Well, the fall season is upon us once again. The most notable mark this year is the expansion of animation into prime-time. While The Flintstones started the world of prime-time animation, no one has revived it, and profited from it, like Fox. Ready to expand its current success, Fox is adding three prime-time shows this year: Futurama, Family Guy and The PJs are all being introduced mid-season. That's quite an influx! However, there is more. The success of shows like The Simpsons, which is a tremendously popular phenomenon whether we are talking live-action or animation, and King of the Hill, have inspired others to take part in the game. Comedy Central was one of the first to take the plunge with Dr. Katz and South Park. Their risks have proven profitable. South Park has been a huge victory for them, grabbing the network's highest ratings to date. Now, Bob and Margaret promises to be another, albeit less crude, hit. Furthermore, with almost simultaneous Canadian, U.K. and U.S. distribution Bob and Margaret could be an international success early in its airing career. Now even NBC, a major U.S. network, is getting involved by airing the U.K.'s Stressed Eric. What is interesting to note is that instead of Bob and Margaret and Stressed Eric being spawned in the U.S. and then distributed globally, these are co-production deals that are bringing these shows to multiple, international outlets at once.

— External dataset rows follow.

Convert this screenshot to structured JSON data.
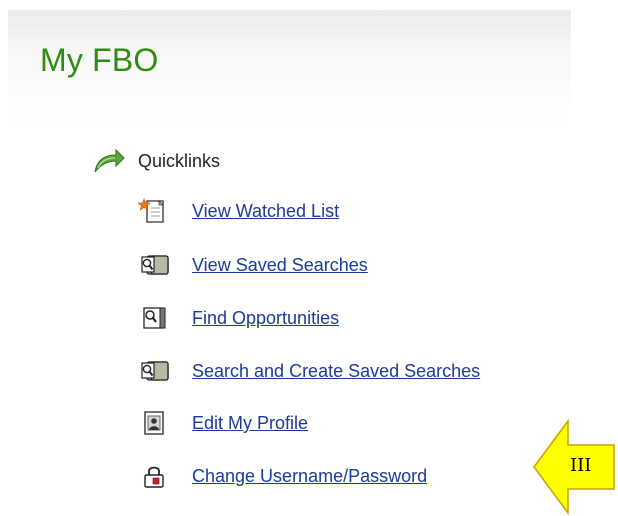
{
  "page": {
    "title": "My FBO"
  },
  "quicklinks": {
    "heading": "Quicklinks",
    "items": [
      {
        "label": "View Watched List",
        "icon": "watched-list-icon"
      },
      {
        "label": "View Saved Searches",
        "icon": "saved-searches-icon"
      },
      {
        "label": "Find Opportunities",
        "icon": "find-opportunities-icon"
      },
      {
        "label": "Search and Create Saved Searches",
        "icon": "create-saved-searches-icon"
      },
      {
        "label": "Edit My Profile",
        "icon": "profile-icon"
      },
      {
        "label": "Change Username/Password",
        "icon": "lock-icon"
      }
    ]
  },
  "annotation": {
    "label": "III",
    "fill": "#ffff00"
  },
  "colors": {
    "title": "#2f8a10",
    "link": "#1a3a9c",
    "text": "#222222"
  }
}
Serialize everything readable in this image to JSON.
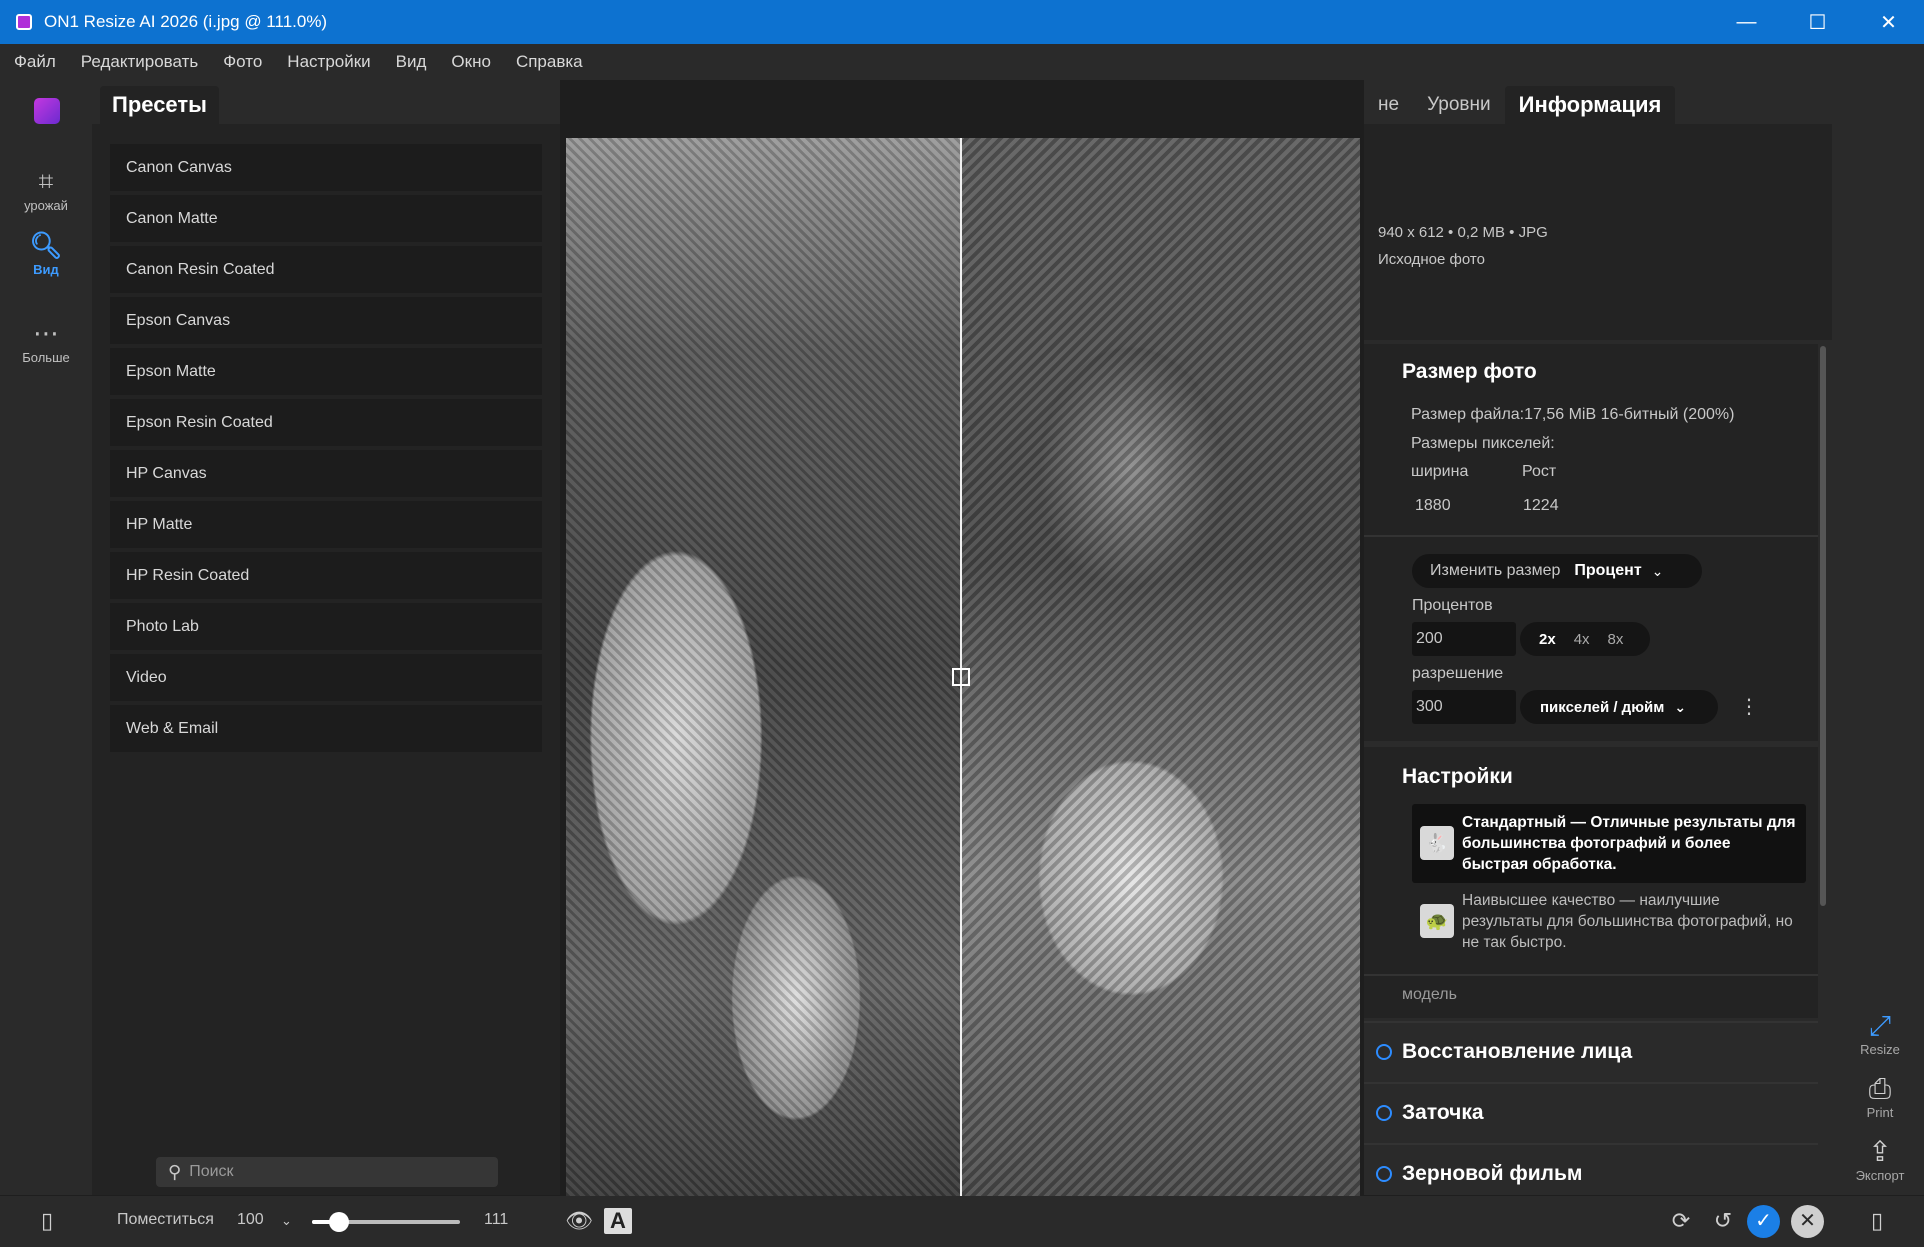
{
  "window": {
    "title": "ON1 Resize AI 2026 (i.jpg @ 111.0%)",
    "minimize": "—",
    "maximize": "☐",
    "close": "✕"
  },
  "menu": [
    "Файл",
    "Редактировать",
    "Фото",
    "Настройки",
    "Вид",
    "Окно",
    "Справка"
  ],
  "toolrail": {
    "crop_label": "урожай",
    "view_label": "Вид",
    "more_label": "Больше"
  },
  "presets": {
    "tab_label": "Пресеты",
    "items": [
      "Canon Canvas",
      "Canon Matte",
      "Canon Resin Coated",
      "Epson Canvas",
      "Epson Matte",
      "Epson Resin Coated",
      "HP Canvas",
      "HP Matte",
      "HP Resin Coated",
      "Photo Lab",
      "Video",
      "Web & Email"
    ],
    "search_placeholder": "Поиск"
  },
  "right_tabs": [
    "не",
    "Уровни",
    "Информация"
  ],
  "info": {
    "dimensions": "940 x 612 • 0,2 MB • JPG",
    "source": "Исходное фото"
  },
  "photo_size": {
    "title": "Размер фото",
    "file_size": "Размер файла:17,56 MiB 16-битный (200%)",
    "pixel_dims_label": "Размеры пикселей:",
    "width_label": "ширина",
    "height_label": "Рост",
    "width_value": "1880",
    "height_value": "1224",
    "resize_label": "Изменить размер",
    "resize_mode": "Процент",
    "percent_label": "Процентов",
    "percent_value": "200",
    "multipliers": [
      "2x",
      "4x",
      "8x"
    ],
    "resolution_label": "разрешение",
    "resolution_value": "300",
    "resolution_unit": "пикселей / дюйм"
  },
  "settings": {
    "title": "Настройки",
    "standard": "Стандартный — Отличные результаты для большинства фотографий и более быстрая обработка.",
    "highest": "Наивысшее качество — наилучшие результаты для большинства фотографий, но не так быстро.",
    "model_label": "модель"
  },
  "accordions": [
    "Восстановление лица",
    "Заточка",
    "Зерновой фильм"
  ],
  "side_rail": {
    "resize": "Resize",
    "print": "Print",
    "export": "Экспорт"
  },
  "bottom": {
    "fit_label": "Поместиться",
    "zoom_preset": "100",
    "zoom_value": "111",
    "zoom_fraction": 0.18
  },
  "colors": {
    "accent": "#0d72d0",
    "highlight": "#3d9bff",
    "confirm": "#1b7fe6"
  }
}
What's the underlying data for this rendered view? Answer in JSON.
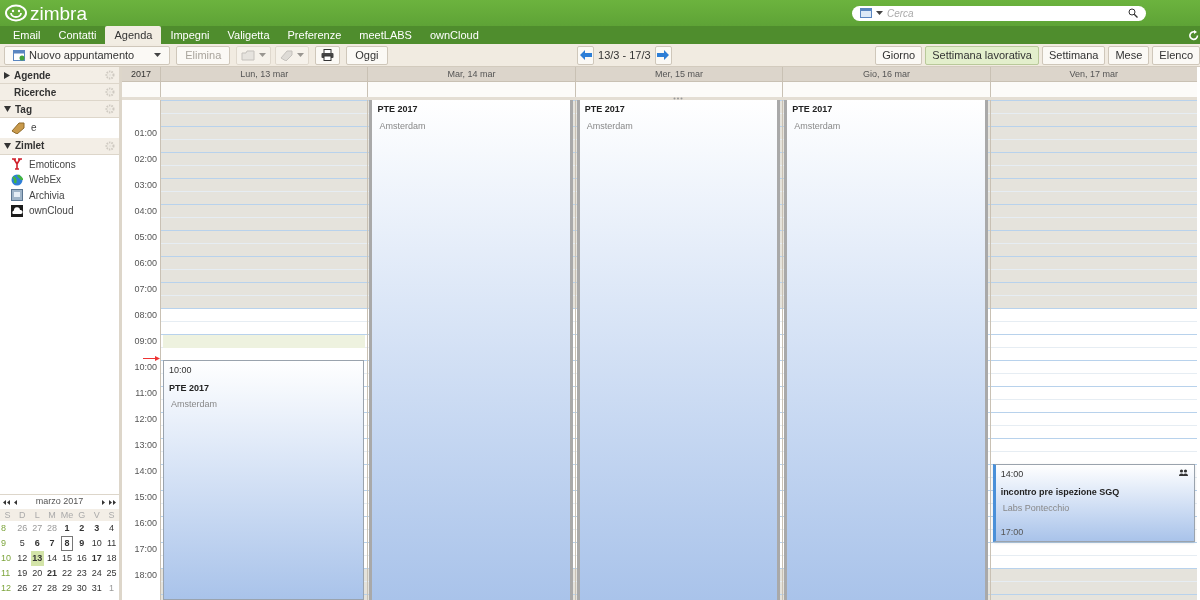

We have long heard of the booming animation field and we have long feared the inevitable recession. First the expansion was in features, then it was in home video, now it is in prime-time animation. We have been saved from heavy recessions and have experienced growth due to new outlets continually opening up. Prime-time could be our next savior and even offer another chance to expand. Here's hoping these new prime-time shows are everything they are cracked up to be and that the audience responds in kind!
This is also the second season of FCC-friendly programming in the U.S. Despite all the panic and suspicion that children were going to turn away from the tube in droves, Disney and ABC have proven that pro-social programming can be popular--and the ratings agree. Children haven't turned off. In fact, good shows are just plain good shows and if the stories and characters are engaging, children will watch and, hey, maybe even learn something.
The Writers Guild of America's Animation Writers Caucus also deserves congratulating this month as they have struck a deal with Fox's prime-time schedule to represent the network's animation writers, offering them a new round of benefits. Long under the artists' MPSC banner, this signing delineates a shift as explained by Craig Miller in his article "Better For All Concerned: The Writers Guild of America's Animation Writers Caucus." There is an ongoing struggle between artists and writers that is unique to animation and that has been heightened in the last few years. Some shows are heavily writer-based, causing storyboard artists to feel very put-out indeed. Still, other shows let the artists have their way...and sometime these shows wander without a sturdy foundation. With the influx of live-action personnel into animation this misunderstanding has only grown. Live-action folks often want to see the final script! Not understanding that in animation a final storyboard is more close to the actual final show than any script. Naturally, in a healthy situation it is a blending of writing and `boarding that makes a successful product and each production needs to find its own middle ground.
Kudos also go to the Walt Disney Company for avidly preserving their history. There is no doubt that when we consider animation we have to discuss Disney. I'd like to thank them for seriously archiving their history and artwork. These materials are a tremendous resource, not only to Disney historians, but all animation scholars. To learn more about their collections, please read Katie Mason's "Inside Disney: The Archives and Animation Research Library."
Until next time, Heather